On the eve of National Signing Day for college football prospects, this story is almost too off-the-wall to believe.
Think of the strangest recruiting story you can remember. Got it? It’s about to get topped. Here’s the story, courtesy of Sports Illustrated…it’s one for the ages.
Kevin Hart, a 6-foot-5, 290-pound offensive lineman from Fernley (Nev.), held a press conference this past Friday at Fernley High to announce where he intended to play college football. The local newspaper covered it. So did local television stations. It came down to a tough choice between Oregon and Cal, Hart told reporters, but in the end, he had decided he would sign with the Bears on Wednesday. It was a big moment; no athlete at the school had gone to a Division I school directly from high school, according to the Reno (Nev.) Gazette-Journal.
"[Cal] coach [Jeff] Tedford and I talked a lot, and the fact that the head coach did most of the recruiting of me kind of gave me that real personal experience," Hart told reporters at the press conference.
Several hours later, BearTerritory.net, a recruiting site that covers Cal sports, reported that no scholarship had been offered and that no one on the Cal coaching staff had been in contact with Hart or Fernley coach Mark Hodges. According to the Gazette-Journal, school officials spent part of the weekend trying to discern exactly how Hart came to believe he had scholarship offers to Oregon and Cal. The NCAA was called, Nevada Interscholastic Athletics Association executive director Eddie Bonine said. Hart, reached Monday by Sports Illustrated, declined comment. So did Hodges, citing an ongoing investigation. No one from Cal or Oregon can comment on Hart because NCAA rules forbid employees of member schools from commenting publicly about recruitable athletes.
Is it possible someone pulled off an elaborate hoax and made Hart believe he was being recruited when he wasn’t? It’s easy to guess that Hart invented his recruitment, but if he did, why would he hold a press conference and risk the potential embarrassment of being exposed? That part doesn’t make sense.
A little easier to understand is how a player and a family might not have understood how the recruiting process works. A player offered a scholarship would have received volumes of mail from the school. He also would have received a visit from an assistant coach and probably the head coach. School officials would have ensured the player sent his transcript and test scores to the NCAA Clearinghouse for examination. These things are obvious to those who follow college football passionately, but not necessarily to those who don’t.
If it was a hoax or practical joke, Hart may not have legal recourse. Lyon County Sheriff’s Department Capt. Tom VanDalinda arrived at work Monday with a stack of messages from reporters asking about his department’s investigation into the case.
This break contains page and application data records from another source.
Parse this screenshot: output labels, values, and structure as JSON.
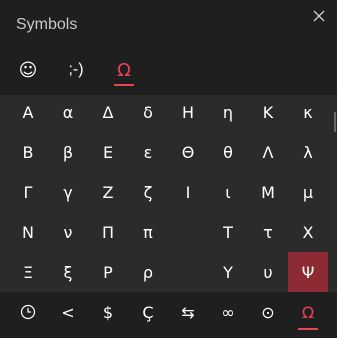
{
  "title": "Symbols",
  "close_glyph": "✕",
  "tabs": [
    {
      "label": "☺",
      "name": "tab-emoji",
      "active": false
    },
    {
      "label": ";-)",
      "name": "tab-kaomoji",
      "active": false
    },
    {
      "label": "Ω",
      "name": "tab-symbols",
      "active": true
    }
  ],
  "symbols": [
    "Α",
    "α",
    "Δ",
    "δ",
    "Η",
    "η",
    "Κ",
    "κ",
    "Β",
    "β",
    "Ε",
    "ε",
    "Θ",
    "θ",
    "Λ",
    "λ",
    "Γ",
    "γ",
    "Ζ",
    "ζ",
    "Ι",
    "ι",
    "Μ",
    "μ",
    "Ν",
    "ν",
    "Π",
    "π",
    "",
    "Τ",
    "τ",
    "Χ",
    "Ξ",
    "ξ",
    "Ρ",
    "ρ",
    "",
    "Υ",
    "υ",
    "Ψ"
  ],
  "selected_symbol": "Ψ",
  "categories": [
    {
      "label": "🕓",
      "name": "category-recent-icon",
      "active": false
    },
    {
      "label": "<",
      "name": "category-math-icon",
      "active": false
    },
    {
      "label": "$",
      "name": "category-currency-icon",
      "active": false
    },
    {
      "label": "Ç",
      "name": "category-latin-icon",
      "active": false
    },
    {
      "label": "⇆",
      "name": "category-arrows-icon",
      "active": false
    },
    {
      "label": "∞",
      "name": "category-misc-icon",
      "active": false
    },
    {
      "label": "⊙",
      "name": "category-geometric-icon",
      "active": false
    },
    {
      "label": "Ω",
      "name": "category-greek-icon",
      "active": true
    }
  ],
  "colors": {
    "accent": "#e8434f",
    "selected_bg": "#8c2b34",
    "panel_bg": "#2b2b2b",
    "header_bg": "#1f1f1f"
  }
}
VanDalinda said he could find no incident report concerning the case, and even if the department found someone had impersonated a coach, VanDalinda said he isn’t sure there is a crime on the books with which to charge the offending party.
"I can’t see how we would be involved, because I don’t know what crime would have been committed," VanDalinda said. "Either someone is impersonating a recruiter or a fantastic story has been told."